§ **Exercise description**:
Restate each record word for word, omitting whatever pictures it holds.

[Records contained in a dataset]
=== Begin Enclosure ===

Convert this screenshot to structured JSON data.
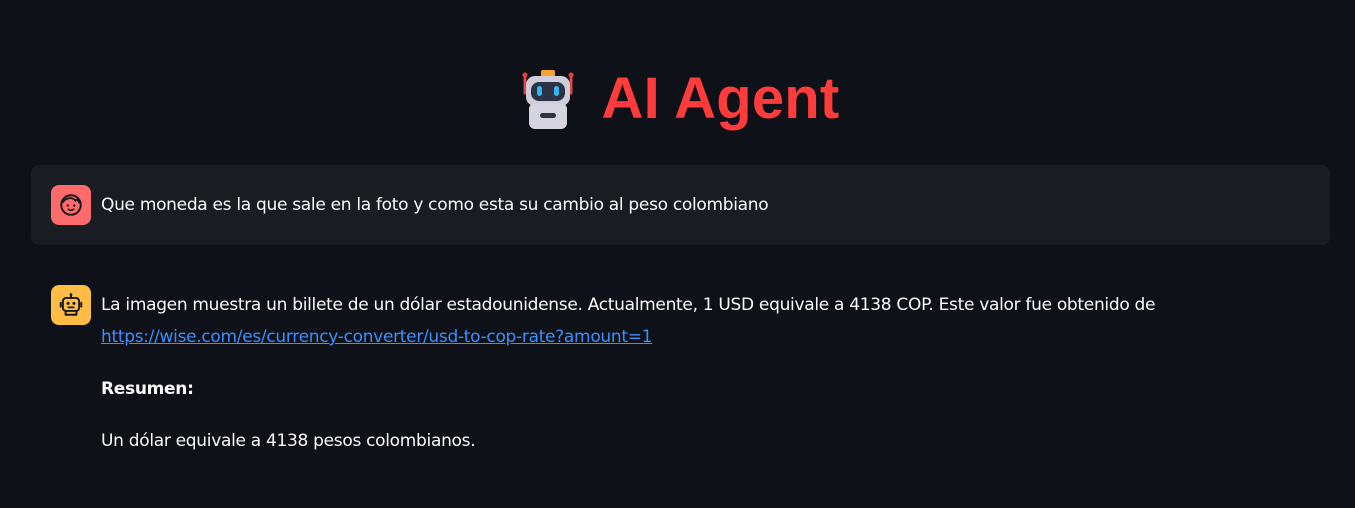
{
  "header": {
    "title": "AI Agent",
    "title_color": "#ff3b3b",
    "emoji": "robot-face-icon"
  },
  "theme": {
    "background": "#0e1117",
    "user_message_background": "#1a1c24",
    "user_avatar_color": "#ff6a6a",
    "assistant_avatar_color": "#ffbd45",
    "link_color": "#3d8fff",
    "text_color": "#fafafa"
  },
  "messages": [
    {
      "role": "user",
      "avatar_icon": "user-face-icon",
      "text": "Que moneda es la que sale en la foto y como esta su cambio al peso colombiano"
    },
    {
      "role": "assistant",
      "avatar_icon": "bot-icon",
      "text_intro": "La imagen muestra un billete de un dólar estadounidense. Actualmente, 1 USD equivale a 4138 COP. Este valor fue obtenido de",
      "link": "https://wise.com/es/currency-converter/usd-to-cop-rate?amount=1",
      "summary_heading": "Resumen:",
      "summary_text": "Un dólar equivale a 4138 pesos colombianos."
    }
  ]
}
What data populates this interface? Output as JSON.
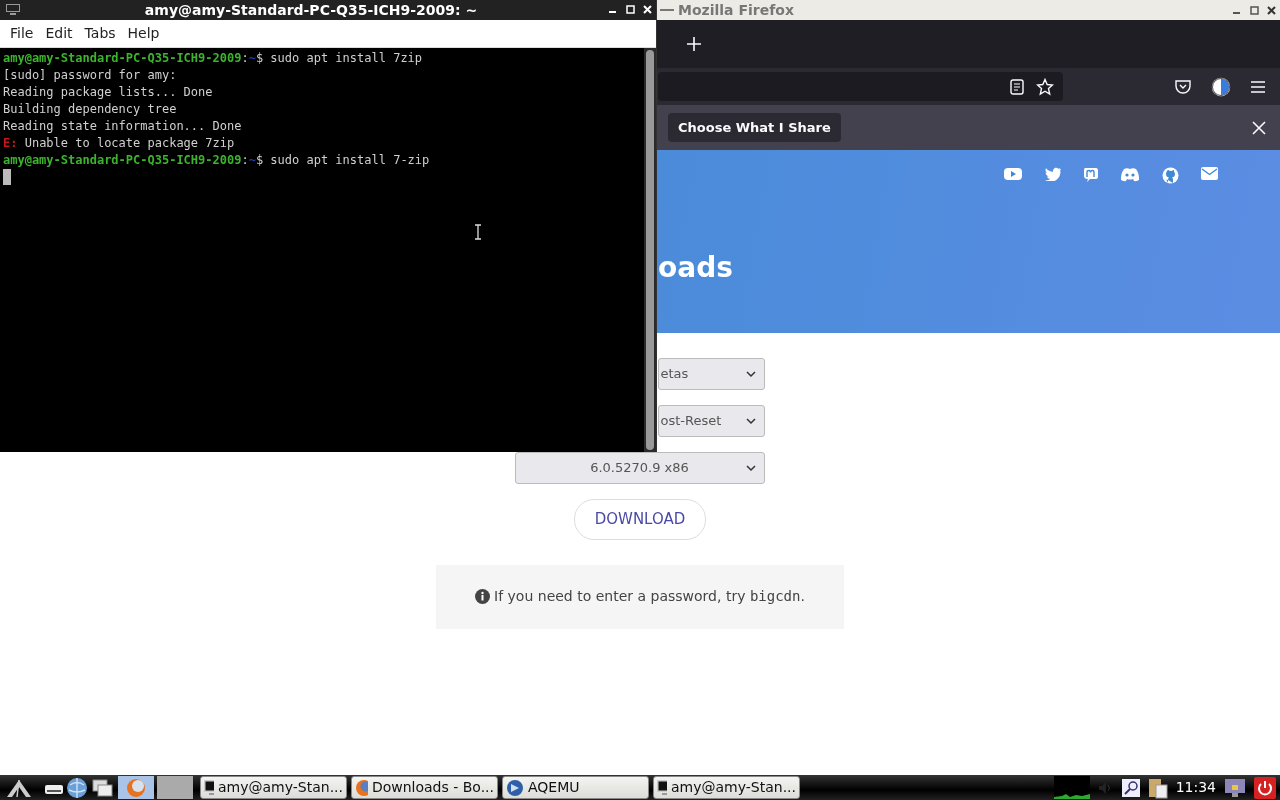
{
  "firefox": {
    "title": "Mozilla Firefox",
    "notification_button": "Choose What I Share",
    "page": {
      "heading": "oads",
      "selects": [
        "etas",
        "ost-Reset",
        "6.0.5270.9 x86"
      ],
      "download": "DOWNLOAD",
      "info": {
        "before": "If you need to enter a password, try ",
        "code": "bigcdn",
        "after": "."
      }
    }
  },
  "terminal": {
    "title": "amy@amy-Standard-PC-Q35-ICH9-2009: ~",
    "menu": [
      "File",
      "Edit",
      "Tabs",
      "Help"
    ],
    "lines": [
      [
        {
          "text": "amy@amy-Standard-PC-Q35-ICH9-2009",
          "kind": "user"
        },
        {
          "text": ":",
          "kind": "plain"
        },
        {
          "text": "~",
          "kind": "path"
        },
        {
          "text": "$ sudo apt install 7zip",
          "kind": "plain"
        }
      ],
      [
        {
          "text": "[sudo] password for amy:",
          "kind": "plain"
        }
      ],
      [
        {
          "text": "Reading package lists... Done",
          "kind": "plain"
        }
      ],
      [
        {
          "text": "Building dependency tree",
          "kind": "plain"
        }
      ],
      [
        {
          "text": "Reading state information... Done",
          "kind": "plain"
        }
      ],
      [
        {
          "text": "E:",
          "kind": "error"
        },
        {
          "text": " Unable to locate package 7zip",
          "kind": "plain"
        }
      ],
      [
        {
          "text": "amy@amy-Standard-PC-Q35-ICH9-2009",
          "kind": "user"
        },
        {
          "text": ":",
          "kind": "plain"
        },
        {
          "text": "~",
          "kind": "path"
        },
        {
          "text": "$ sudo apt install 7-zip",
          "kind": "plain"
        }
      ]
    ]
  },
  "taskbar": {
    "tasks": [
      {
        "label": "amy@amy-Stan...",
        "kind": "terminal"
      },
      {
        "label": "Downloads - Bo...",
        "kind": "firefox"
      },
      {
        "label": "AQEMU",
        "kind": "aqemu"
      },
      {
        "label": "amy@amy-Stan...",
        "kind": "terminal"
      }
    ],
    "clock": "11:34"
  }
}
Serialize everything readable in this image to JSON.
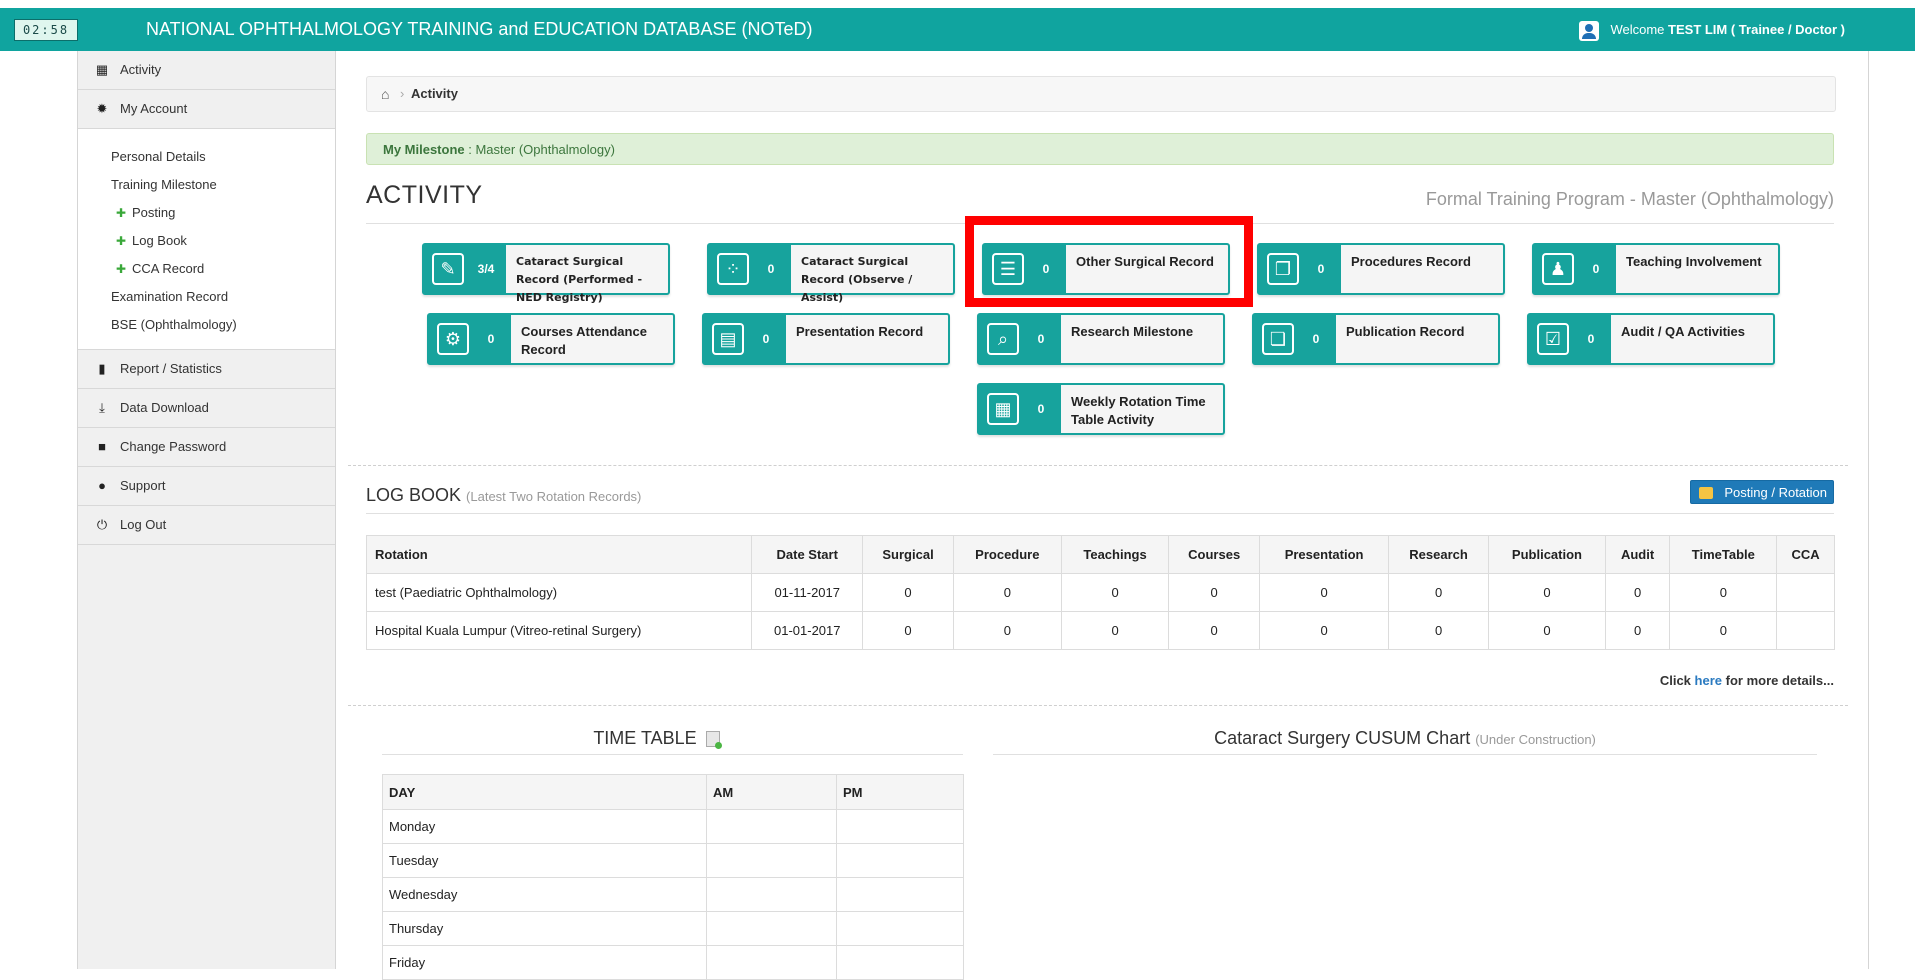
{
  "topbar": {
    "clock": "02:58",
    "title": "NATIONAL OPHTHALMOLOGY TRAINING and EDUCATION DATABASE (NOTeD)",
    "welcome_prefix": "Welcome",
    "welcome_name": "TEST LIM ( Trainee / Doctor )"
  },
  "sidebar": {
    "activity": "Activity",
    "my_account": "My Account",
    "sub": {
      "personal_details": "Personal Details",
      "training_milestone": "Training Milestone",
      "posting": "Posting",
      "log_book": "Log Book",
      "cca_record": "CCA Record",
      "examination_record": "Examination Record",
      "bse": "BSE (Ophthalmology)"
    },
    "report": "Report / Statistics",
    "data_download": "Data Download",
    "change_password": "Change Password",
    "support": "Support",
    "log_out": "Log Out"
  },
  "breadcrumb": {
    "current": "Activity"
  },
  "milestone": {
    "label": "My Milestone",
    "value": ": Master (Ophthalmology)"
  },
  "activity": {
    "title": "ACTIVITY",
    "program": "Formal Training Program - Master (Ophthalmology)",
    "tiles": [
      {
        "label": "Cataract Surgical Record (Performed - NED Registry)",
        "count": "3/4"
      },
      {
        "label": "Cataract Surgical Record (Observe / Assist)",
        "count": "0"
      },
      {
        "label": "Other Surgical Record",
        "count": "0"
      },
      {
        "label": "Procedures Record",
        "count": "0"
      },
      {
        "label": "Teaching Involvement",
        "count": "0"
      },
      {
        "label": "Courses Attendance Record",
        "count": "0"
      },
      {
        "label": "Presentation Record",
        "count": "0"
      },
      {
        "label": "Research Milestone",
        "count": "0"
      },
      {
        "label": "Publication Record",
        "count": "0"
      },
      {
        "label": "Audit / QA Activities",
        "count": "0"
      },
      {
        "label": "Weekly Rotation Time Table Activity",
        "count": "0"
      }
    ]
  },
  "logbook": {
    "title": "LOG BOOK",
    "subtitle": "(Latest Two Rotation Records)",
    "button": "Posting / Rotation",
    "headers": [
      "Rotation",
      "Date Start",
      "Surgical",
      "Procedure",
      "Teachings",
      "Courses",
      "Presentation",
      "Research",
      "Publication",
      "Audit",
      "TimeTable",
      "CCA"
    ],
    "rows": [
      [
        "test (Paediatric Ophthalmology)",
        "01-11-2017",
        "0",
        "0",
        "0",
        "0",
        "0",
        "0",
        "0",
        "0",
        "0",
        ""
      ],
      [
        "Hospital Kuala Lumpur (Vitreo-retinal Surgery)",
        "01-01-2017",
        "0",
        "0",
        "0",
        "0",
        "0",
        "0",
        "0",
        "0",
        "0",
        ""
      ]
    ],
    "more_prefix": "Click",
    "more_link": "here",
    "more_suffix": "for more details..."
  },
  "timetable": {
    "title": "TIME TABLE",
    "headers": [
      "DAY",
      "AM",
      "PM"
    ],
    "days": [
      "Monday",
      "Tuesday",
      "Wednesday",
      "Thursday",
      "Friday"
    ]
  },
  "cusum": {
    "title": "Cataract Surgery CUSUM Chart",
    "note": "(Under Construction)"
  }
}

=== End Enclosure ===

§ **Solution for this problem**:
Convert this screenshot to structured JSON data.
{
  "header": {
    "title": "AI Agent",
    "title_color": "#ff3b3b",
    "emoji": "robot-face-icon"
  },
  "theme": {
    "background": "#0e1117",
    "user_message_background": "#1a1c24",
    "user_avatar_color": "#ff6a6a",
    "assistant_avatar_color": "#ffbd45",
    "link_color": "#3d8fff",
    "text_color": "#fafafa"
  },
  "messages": [
    {
      "role": "user",
      "avatar_icon": "user-face-icon",
      "text": "Que moneda es la que sale en la foto y como esta su cambio al peso colombiano"
    },
    {
      "role": "assistant",
      "avatar_icon": "bot-icon",
      "text_intro": "La imagen muestra un billete de un dólar estadounidense. Actualmente, 1 USD equivale a 4138 COP. Este valor fue obtenido de",
      "link": "https://wise.com/es/currency-converter/usd-to-cop-rate?amount=1",
      "summary_heading": "Resumen:",
      "summary_text": "Un dólar equivale a 4138 pesos colombianos."
    }
  ]
}
What data populates this interface? Output as JSON.
{
  "firefox": {
    "title": "Mozilla Firefox",
    "notification_button": "Choose What I Share",
    "page": {
      "heading": "oads",
      "selects": [
        "etas",
        "ost-Reset",
        "6.0.5270.9 x86"
      ],
      "download": "DOWNLOAD",
      "info": {
        "before": "If you need to enter a password, try ",
        "code": "bigcdn",
        "after": "."
      }
    }
  },
  "terminal": {
    "title": "amy@amy-Standard-PC-Q35-ICH9-2009: ~",
    "menu": [
      "File",
      "Edit",
      "Tabs",
      "Help"
    ],
    "lines": [
      [
        {
          "text": "amy@amy-Standard-PC-Q35-ICH9-2009",
          "kind": "user"
        },
        {
          "text": ":",
          "kind": "plain"
        },
        {
          "text": "~",
          "kind": "path"
        },
        {
          "text": "$ sudo apt install 7zip",
          "kind": "plain"
        }
      ],
      [
        {
          "text": "[sudo] password for amy:",
          "kind": "plain"
        }
      ],
      [
        {
          "text": "Reading package lists... Done",
          "kind": "plain"
        }
      ],
      [
        {
          "text": "Building dependency tree",
          "kind": "plain"
        }
      ],
      [
        {
          "text": "Reading state information... Done",
          "kind": "plain"
        }
      ],
      [
        {
          "text": "E:",
          "kind": "error"
        },
        {
          "text": " Unable to locate package 7zip",
          "kind": "plain"
        }
      ],
      [
        {
          "text": "amy@amy-Standard-PC-Q35-ICH9-2009",
          "kind": "user"
        },
        {
          "text": ":",
          "kind": "plain"
        },
        {
          "text": "~",
          "kind": "path"
        },
        {
          "text": "$ sudo apt install 7-zip",
          "kind": "plain"
        }
      ]
    ]
  },
  "taskbar": {
    "tasks": [
      {
        "label": "amy@amy-Stan...",
        "kind": "terminal"
      },
      {
        "label": "Downloads - Bo...",
        "kind": "firefox"
      },
      {
        "label": "AQEMU",
        "kind": "aqemu"
      },
      {
        "label": "amy@amy-Stan...",
        "kind": "terminal"
      }
    ],
    "clock": "11:34"
  }
}
Serialize everything readable in this image to JSON.
{
  "topbar": {
    "clock": "02:58",
    "title": "NATIONAL OPHTHALMOLOGY TRAINING and EDUCATION DATABASE (NOTeD)",
    "welcome_prefix": "Welcome",
    "welcome_name": "TEST LIM ( Trainee / Doctor )"
  },
  "sidebar": {
    "activity": "Activity",
    "my_account": "My Account",
    "sub": {
      "personal_details": "Personal Details",
      "training_milestone": "Training Milestone",
      "posting": "Posting",
      "log_book": "Log Book",
      "cca_record": "CCA Record",
      "examination_record": "Examination Record",
      "bse": "BSE (Ophthalmology)"
    },
    "report": "Report / Statistics",
    "data_download": "Data Download",
    "change_password": "Change Password",
    "support": "Support",
    "log_out": "Log Out"
  },
  "breadcrumb": {
    "current": "Activity"
  },
  "milestone": {
    "label": "My Milestone",
    "value": ": Master (Ophthalmology)"
  },
  "activity": {
    "title": "ACTIVITY",
    "program": "Formal Training Program - Master (Ophthalmology)",
    "tiles": [
      {
        "label": "Cataract Surgical Record (Performed - NED Registry)",
        "count": "3/4"
      },
      {
        "label": "Cataract Surgical Record (Observe / Assist)",
        "count": "0"
      },
      {
        "label": "Other Surgical Record",
        "count": "0"
      },
      {
        "label": "Procedures Record",
        "count": "0"
      },
      {
        "label": "Teaching Involvement",
        "count": "0"
      },
      {
        "label": "Courses Attendance Record",
        "count": "0"
      },
      {
        "label": "Presentation Record",
        "count": "0"
      },
      {
        "label": "Research Milestone",
        "count": "0"
      },
      {
        "label": "Publication Record",
        "count": "0"
      },
      {
        "label": "Audit / QA Activities",
        "count": "0"
      },
      {
        "label": "Weekly Rotation Time Table Activity",
        "count": "0"
      }
    ]
  },
  "logbook": {
    "title": "LOG BOOK",
    "subtitle": "(Latest Two Rotation Records)",
    "button": "Posting / Rotation",
    "headers": [
      "Rotation",
      "Date Start",
      "Surgical",
      "Procedure",
      "Teachings",
      "Courses",
      "Presentation",
      "Research",
      "Publication",
      "Audit",
      "TimeTable",
      "CCA"
    ],
    "rows": [
      [
        "test (Paediatric Ophthalmology)",
        "01-11-2017",
        "0",
        "0",
        "0",
        "0",
        "0",
        "0",
        "0",
        "0",
        "0",
        ""
      ],
      [
        "Hospital Kuala Lumpur (Vitreo-retinal Surgery)",
        "01-01-2017",
        "0",
        "0",
        "0",
        "0",
        "0",
        "0",
        "0",
        "0",
        "0",
        ""
      ]
    ],
    "more_prefix": "Click",
    "more_link": "here",
    "more_suffix": "for more details..."
  },
  "timetable": {
    "title": "TIME TABLE",
    "headers": [
      "DAY",
      "AM",
      "PM"
    ],
    "days": [
      "Monday",
      "Tuesday",
      "Wednesday",
      "Thursday",
      "Friday"
    ]
  },
  "cusum": {
    "title": "Cataract Surgery CUSUM Chart",
    "note": "(Under Construction)"
  }
}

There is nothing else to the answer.